Task item -
Line tally for "title": state how many lines of the entries include it, with no other text.
::: Source information :::
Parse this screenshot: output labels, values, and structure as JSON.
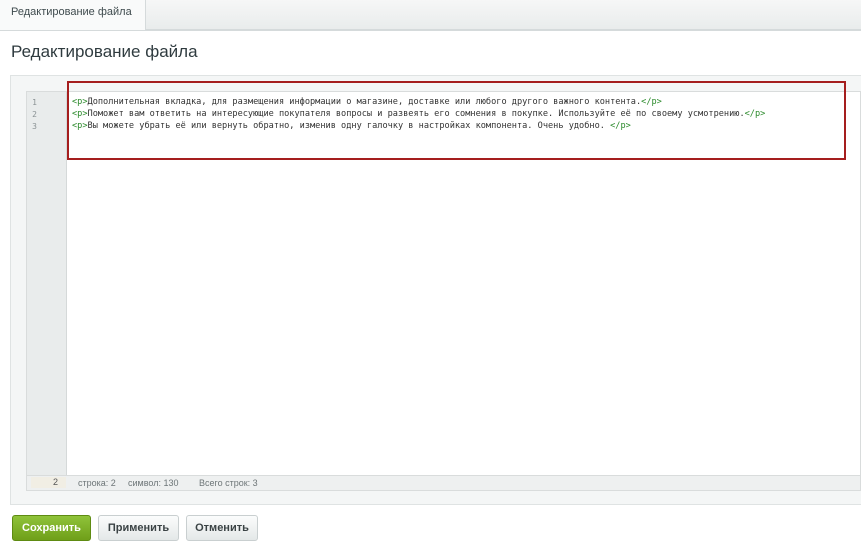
{
  "tab": {
    "label": "Редактирование файла"
  },
  "page": {
    "title": "Редактирование файла"
  },
  "editor": {
    "lines": [
      {
        "number": "1",
        "open_tag": "<p>",
        "text": "Дополнительная вкладка, для размещения информации о магазине, доставке или любого другого важного контента.",
        "close_tag": "</p>"
      },
      {
        "number": "2",
        "open_tag": "<p>",
        "text": "Поможет вам ответить на интересующие покупателя вопросы и развеять его сомнения в покупке. Используйте её по своему усмотрению.",
        "close_tag": "</p>"
      },
      {
        "number": "3",
        "open_tag": "<p>",
        "text": "Вы можете убрать её или вернуть обратно, изменив одну галочку в настройках компонента. Очень удобно. ",
        "close_tag": "</p>"
      }
    ]
  },
  "status": {
    "current_line": "2",
    "line_info": "строка: 2",
    "char_info": "символ: 130",
    "total_info": "Всего строк: 3"
  },
  "buttons": {
    "save": "Сохранить",
    "apply": "Применить",
    "cancel": "Отменить"
  },
  "colors": {
    "save_button": "#7bae22",
    "highlight_border": "#a51e1e",
    "tag_color": "#2b8a2b"
  }
}
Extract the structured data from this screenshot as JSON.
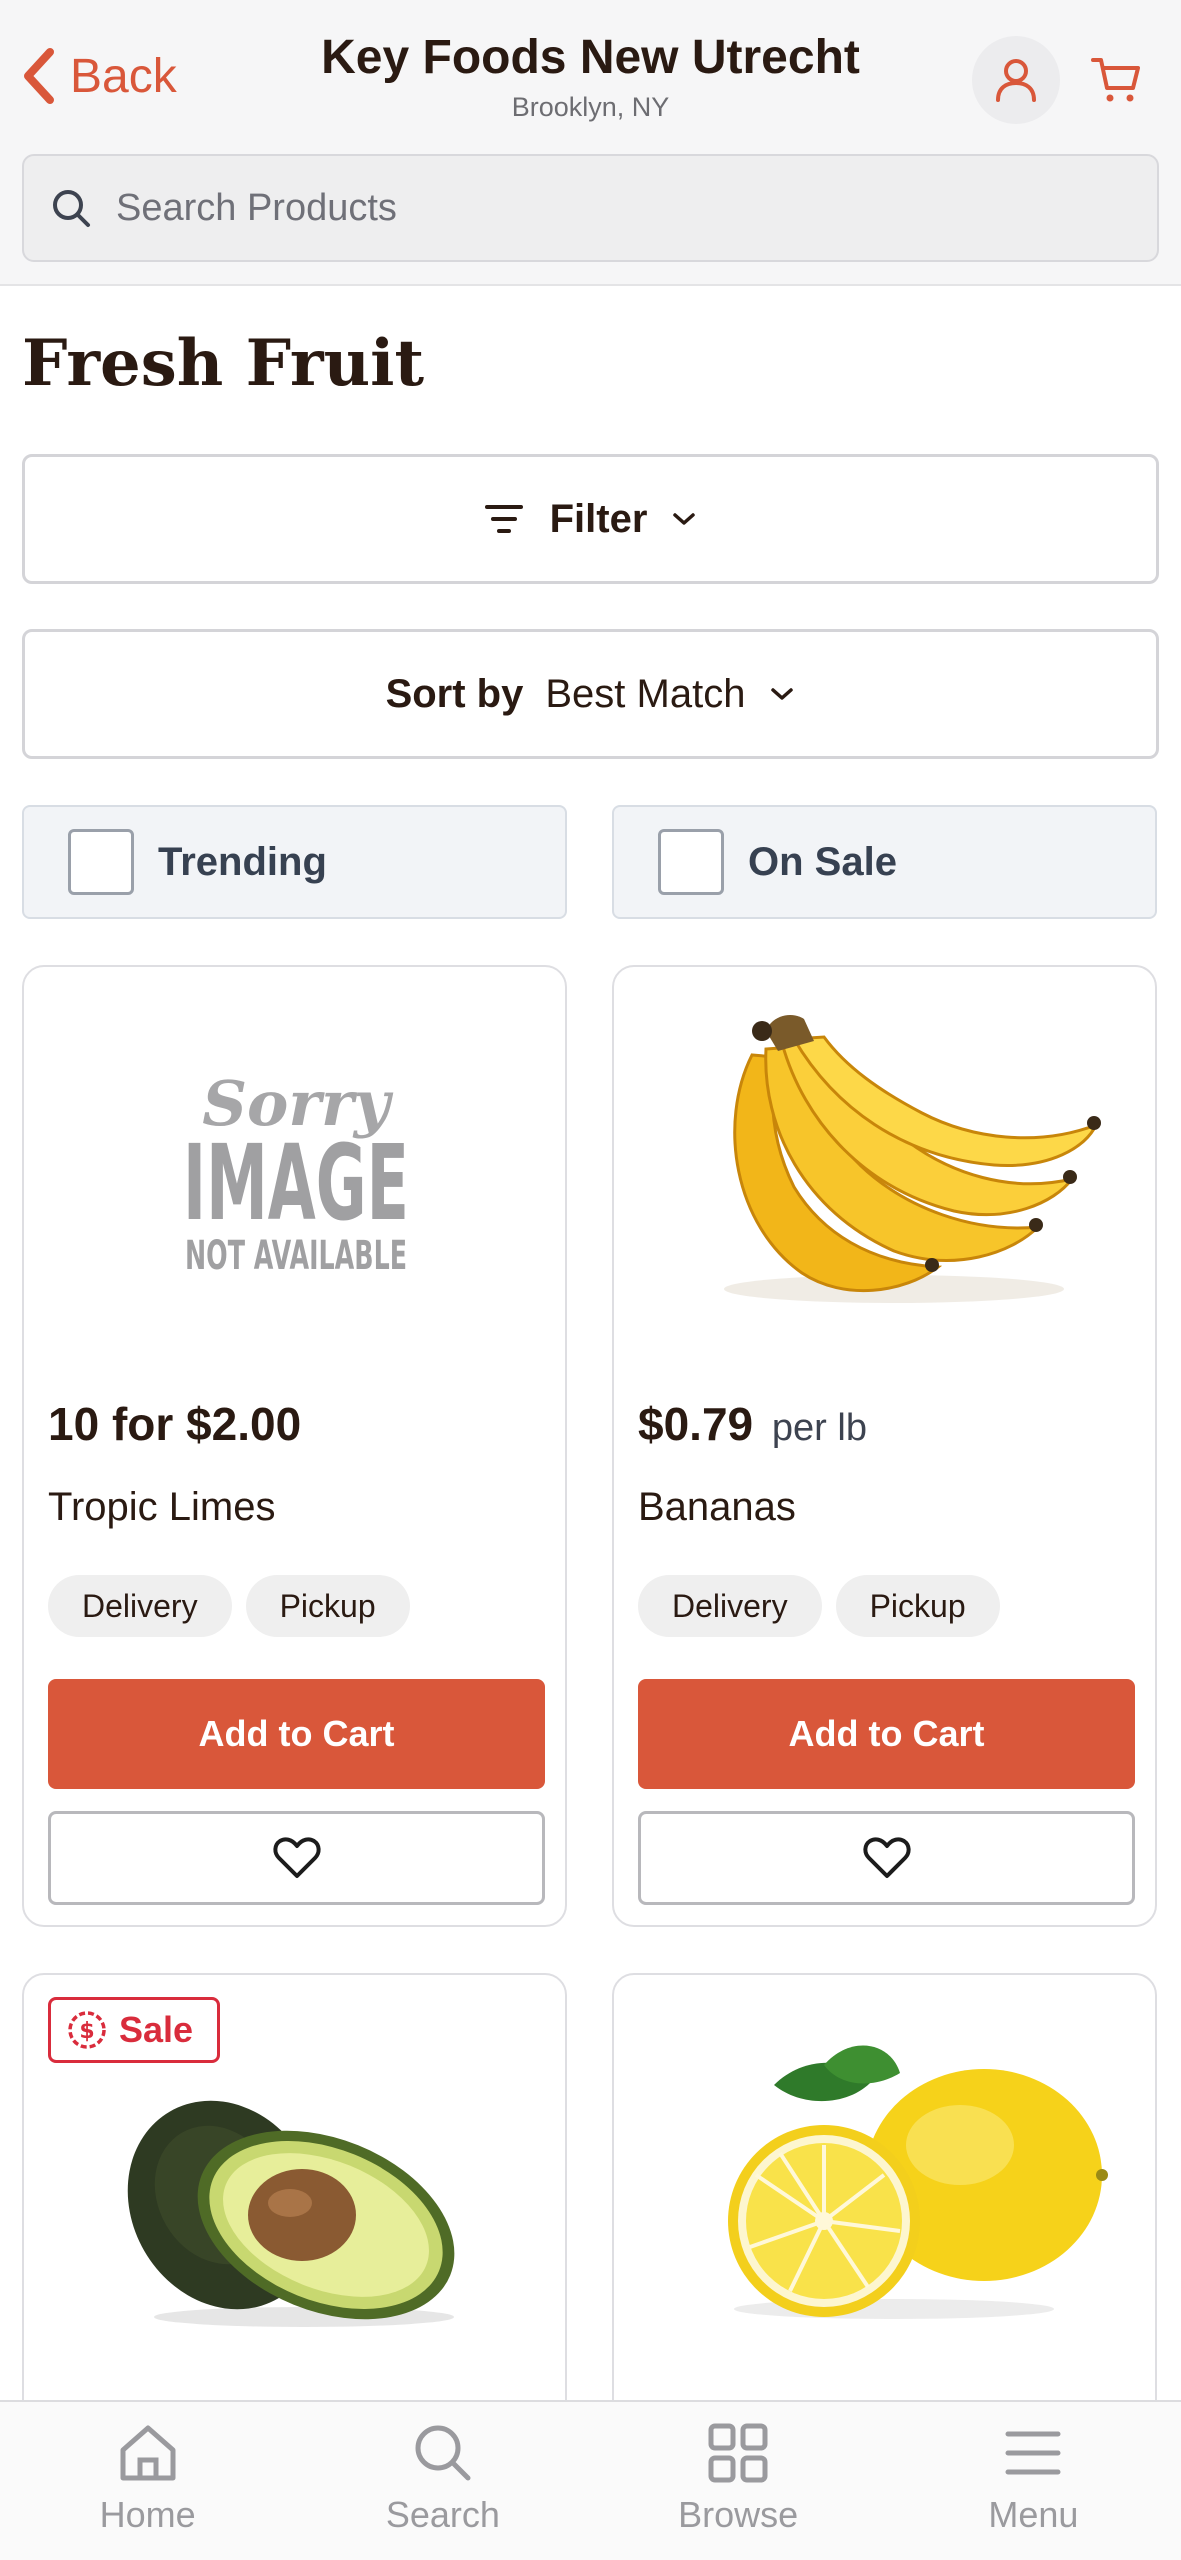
{
  "header": {
    "back_label": "Back",
    "store_name": "Key Foods New Utrecht",
    "store_location": "Brooklyn, NY",
    "account_icon": "person-icon",
    "cart_icon": "cart-icon"
  },
  "search": {
    "placeholder": "Search Products",
    "value": ""
  },
  "page": {
    "title": "Fresh Fruit"
  },
  "filter": {
    "label": "Filter"
  },
  "sort": {
    "label": "Sort by",
    "value": "Best Match"
  },
  "toggles": [
    {
      "label": "Trending",
      "checked": false
    },
    {
      "label": "On Sale",
      "checked": false
    }
  ],
  "products": [
    {
      "name": "Tropic Limes",
      "price": "10 for $2.00",
      "price_unit": "",
      "image_text": {
        "sorry": "Sorry",
        "image": "IMAGE",
        "na": "NOT AVAILABLE"
      },
      "tags": [
        "Delivery",
        "Pickup"
      ],
      "add_label": "Add to Cart"
    },
    {
      "name": "Bananas",
      "price": "$0.79",
      "price_unit": "per lb",
      "tags": [
        "Delivery",
        "Pickup"
      ],
      "add_label": "Add to Cart"
    },
    {
      "badge": "Sale"
    },
    {}
  ],
  "bottom_nav": [
    {
      "label": "Home",
      "icon": "home-icon"
    },
    {
      "label": "Search",
      "icon": "search-icon"
    },
    {
      "label": "Browse",
      "icon": "grid-icon"
    },
    {
      "label": "Menu",
      "icon": "menu-icon"
    }
  ],
  "colors": {
    "accent": "#d9573a",
    "sale": "#d92c3c",
    "text": "#2a1a12",
    "nav_inactive": "#9a9a9e"
  }
}
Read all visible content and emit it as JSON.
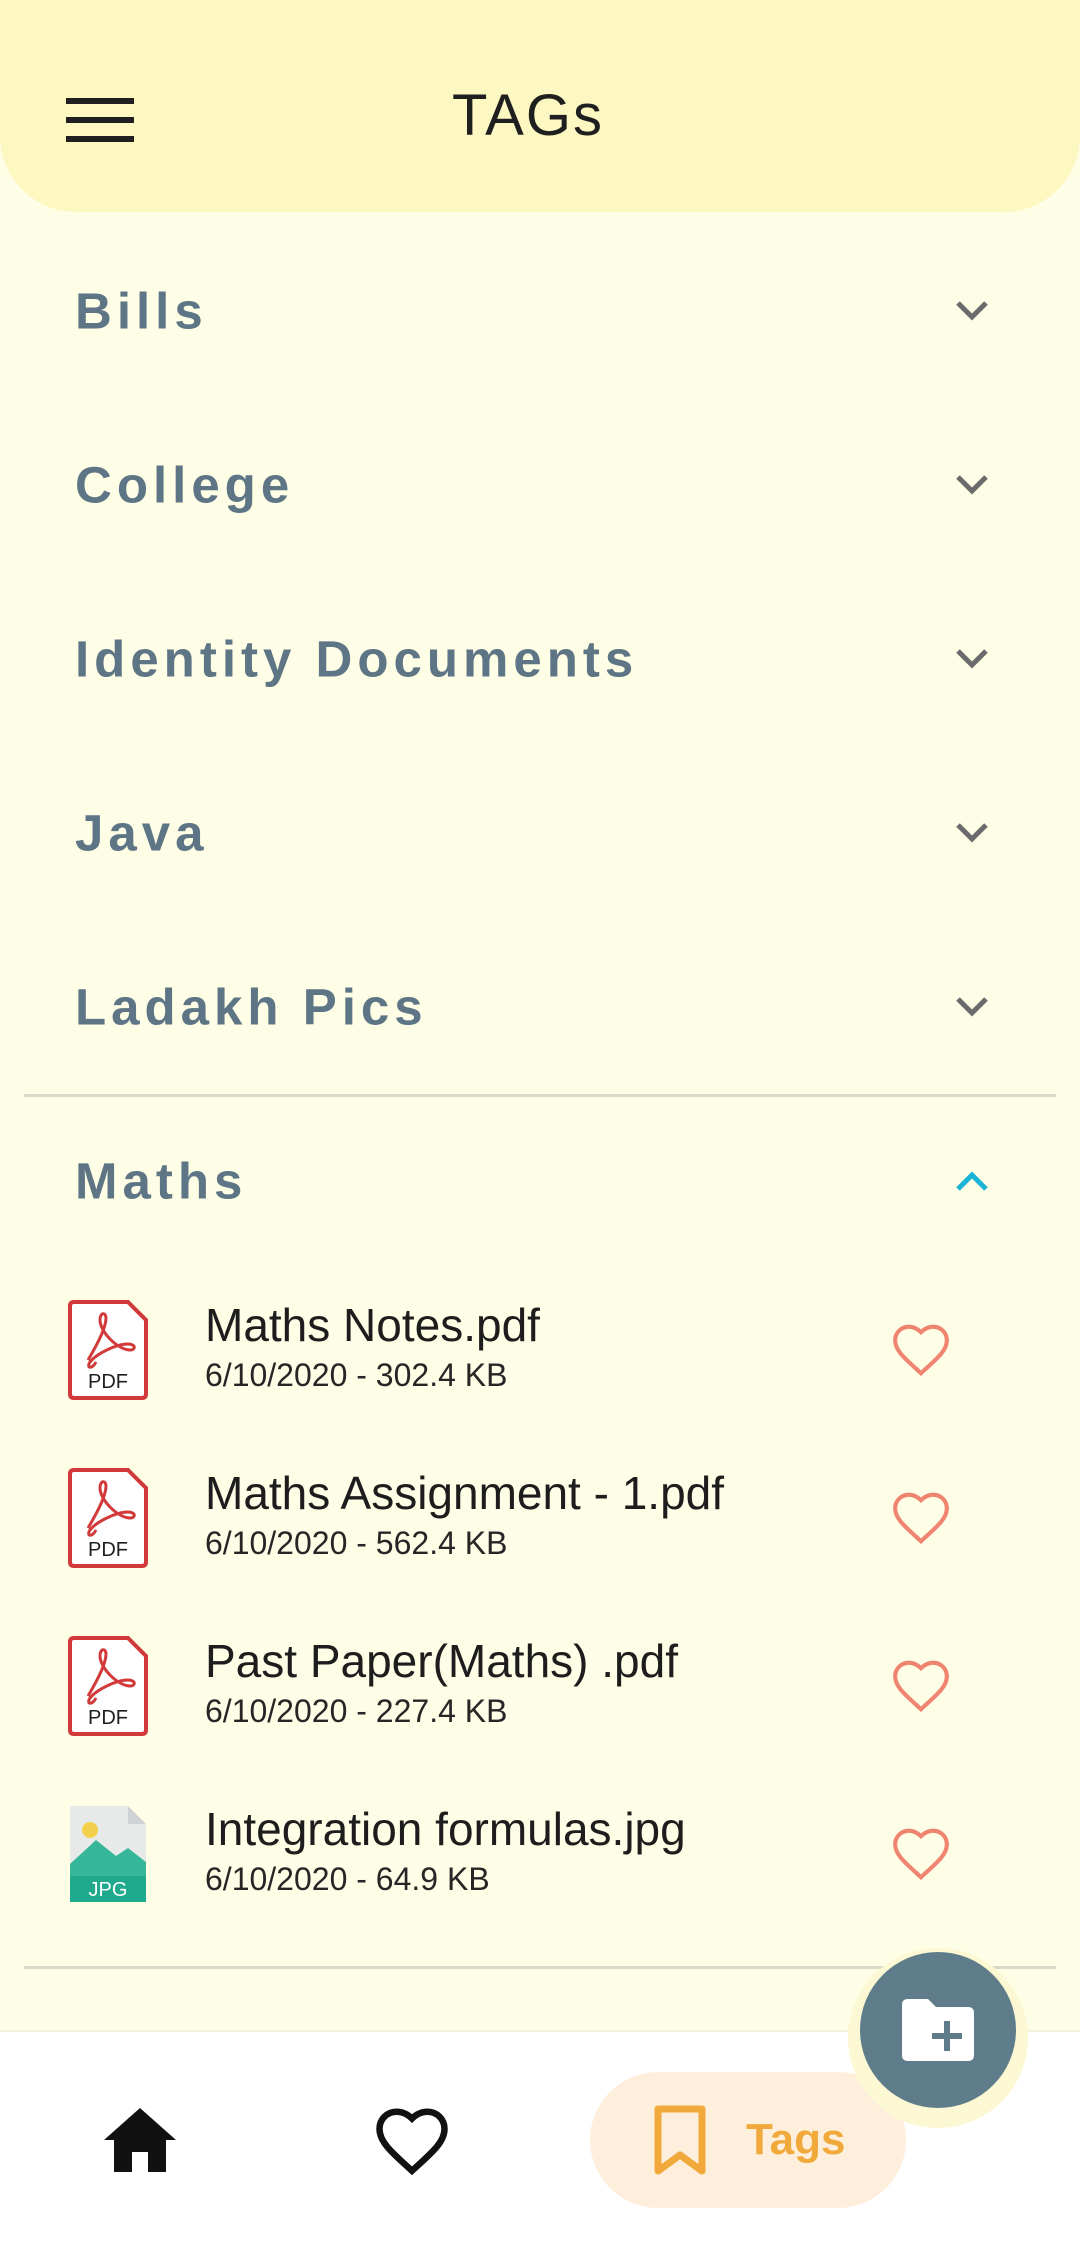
{
  "appbar": {
    "title": "TAGs"
  },
  "tags": [
    {
      "label": "Bills",
      "expanded": false
    },
    {
      "label": "College",
      "expanded": false
    },
    {
      "label": "Identity Documents",
      "expanded": false
    },
    {
      "label": "Java",
      "expanded": false
    },
    {
      "label": "Ladakh Pics",
      "expanded": false
    },
    {
      "label": "Maths",
      "expanded": true
    }
  ],
  "maths_files": [
    {
      "name": "Maths Notes.pdf",
      "meta": "6/10/2020 - 302.4 KB",
      "type": "PDF",
      "icon": "pdf-file-icon"
    },
    {
      "name": "Maths Assignment - 1.pdf",
      "meta": "6/10/2020 - 562.4 KB",
      "type": "PDF",
      "icon": "pdf-file-icon"
    },
    {
      "name": "Past Paper(Maths) .pdf",
      "meta": "6/10/2020 - 227.4 KB",
      "type": "PDF",
      "icon": "pdf-file-icon"
    },
    {
      "name": "Integration formulas.jpg",
      "meta": "6/10/2020 - 64.9 KB",
      "type": "JPG",
      "icon": "jpg-file-icon"
    }
  ],
  "fab": {
    "icon": "folder-add-icon"
  },
  "bottom_nav": {
    "home_icon": "home-icon",
    "favorites_icon": "heart-icon",
    "tags_icon": "bookmark-icon",
    "tags_label": "Tags",
    "active": "Tags"
  },
  "colors": {
    "background": "#fefde6",
    "appbar": "#fdf8c2",
    "tag_label": "#5d7585",
    "expanded_chevron": "#1ab4d6",
    "favorite_heart": "#ef8570",
    "fab": "#5f7c8a",
    "active_nav_bg": "#fdefdc",
    "active_nav_fg": "#f2a93b"
  }
}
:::
Exercise solution -
3